■ **Exercise directions**
Lines from the one holding "Output a JSON" through the end of the entries, inclusive, form the whole output; reproduce them exactly and omit pictures.
:: Input material
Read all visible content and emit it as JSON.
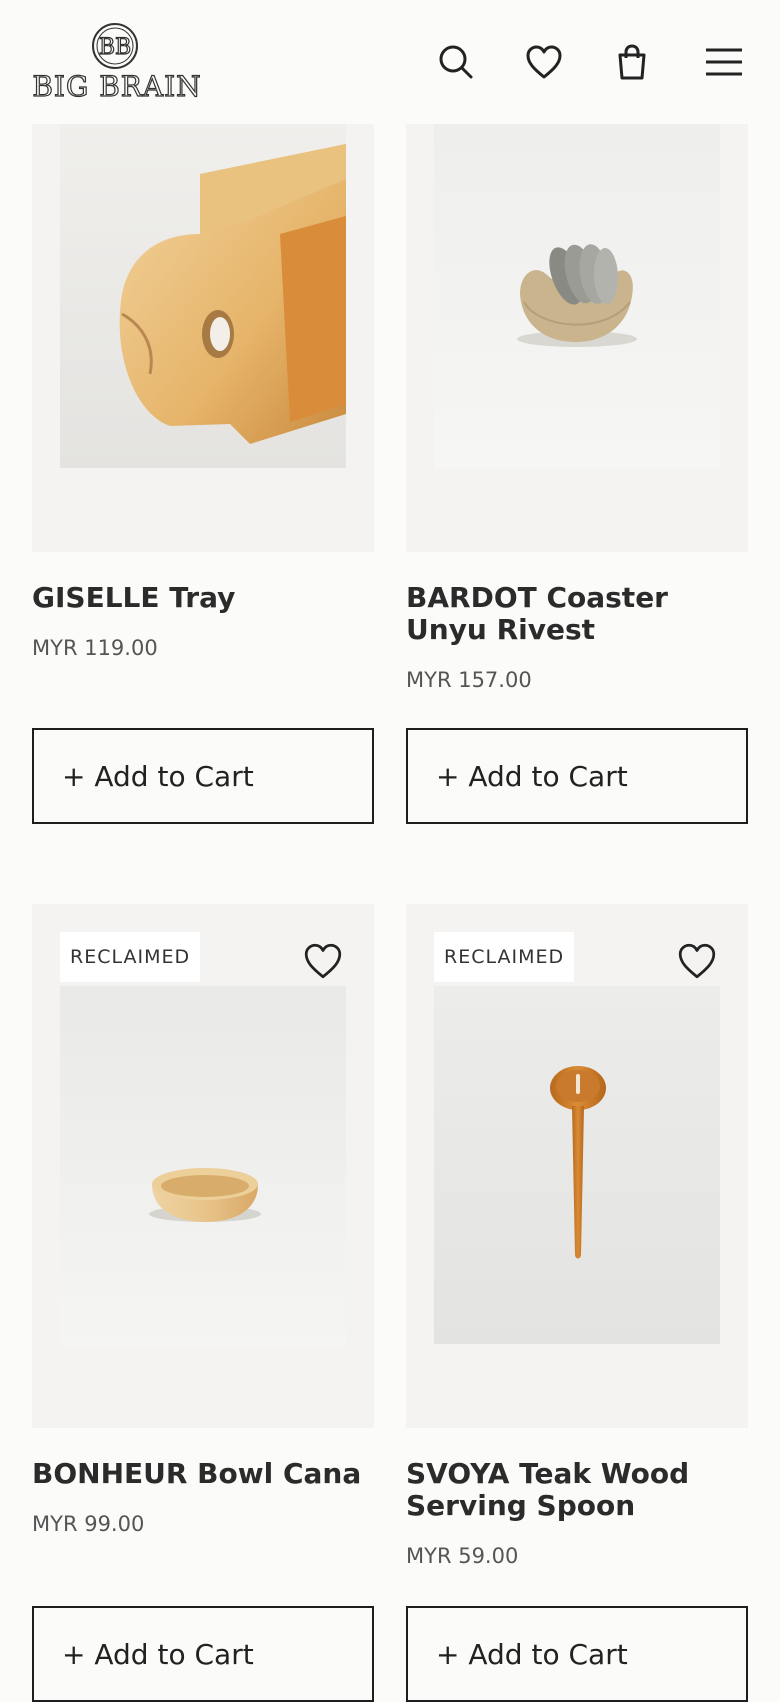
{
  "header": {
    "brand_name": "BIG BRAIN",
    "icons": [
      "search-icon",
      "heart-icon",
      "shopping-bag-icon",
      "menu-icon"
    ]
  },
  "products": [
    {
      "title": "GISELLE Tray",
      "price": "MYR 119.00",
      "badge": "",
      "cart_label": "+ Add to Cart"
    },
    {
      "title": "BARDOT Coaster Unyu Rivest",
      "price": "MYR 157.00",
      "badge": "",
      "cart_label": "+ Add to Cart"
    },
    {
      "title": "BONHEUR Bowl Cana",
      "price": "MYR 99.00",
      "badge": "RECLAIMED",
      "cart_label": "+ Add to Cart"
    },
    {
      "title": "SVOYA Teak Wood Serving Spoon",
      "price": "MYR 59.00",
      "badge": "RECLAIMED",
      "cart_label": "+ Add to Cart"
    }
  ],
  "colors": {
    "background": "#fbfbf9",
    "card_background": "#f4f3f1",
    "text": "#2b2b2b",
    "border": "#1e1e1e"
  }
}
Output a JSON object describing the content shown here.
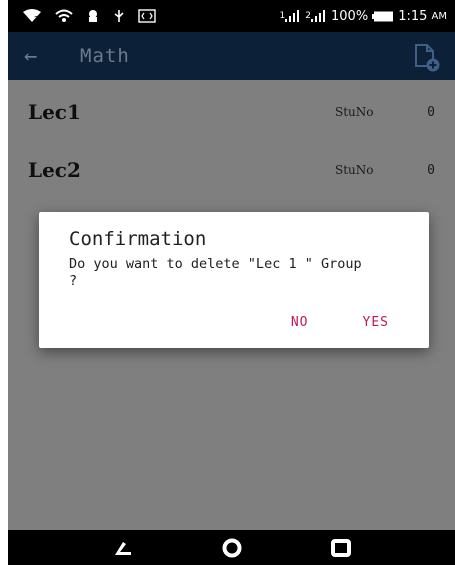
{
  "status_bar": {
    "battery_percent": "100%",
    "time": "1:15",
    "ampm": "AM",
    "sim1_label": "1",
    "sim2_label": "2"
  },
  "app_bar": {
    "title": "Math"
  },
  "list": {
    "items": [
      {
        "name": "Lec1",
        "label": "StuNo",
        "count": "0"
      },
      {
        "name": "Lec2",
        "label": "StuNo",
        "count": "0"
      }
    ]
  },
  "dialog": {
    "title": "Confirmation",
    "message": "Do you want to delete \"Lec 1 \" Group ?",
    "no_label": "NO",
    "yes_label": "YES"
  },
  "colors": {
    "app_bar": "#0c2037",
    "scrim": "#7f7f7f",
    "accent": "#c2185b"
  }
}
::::
■ **Result below**
Output a JSON object describing the content shown here.
{
  "status_bar": {
    "battery_percent": "100%",
    "time": "1:15",
    "ampm": "AM",
    "sim1_label": "1",
    "sim2_label": "2"
  },
  "app_bar": {
    "title": "Math"
  },
  "list": {
    "items": [
      {
        "name": "Lec1",
        "label": "StuNo",
        "count": "0"
      },
      {
        "name": "Lec2",
        "label": "StuNo",
        "count": "0"
      }
    ]
  },
  "dialog": {
    "title": "Confirmation",
    "message": "Do you want to delete \"Lec 1 \" Group ?",
    "no_label": "NO",
    "yes_label": "YES"
  },
  "colors": {
    "app_bar": "#0c2037",
    "scrim": "#7f7f7f",
    "accent": "#c2185b"
  }
}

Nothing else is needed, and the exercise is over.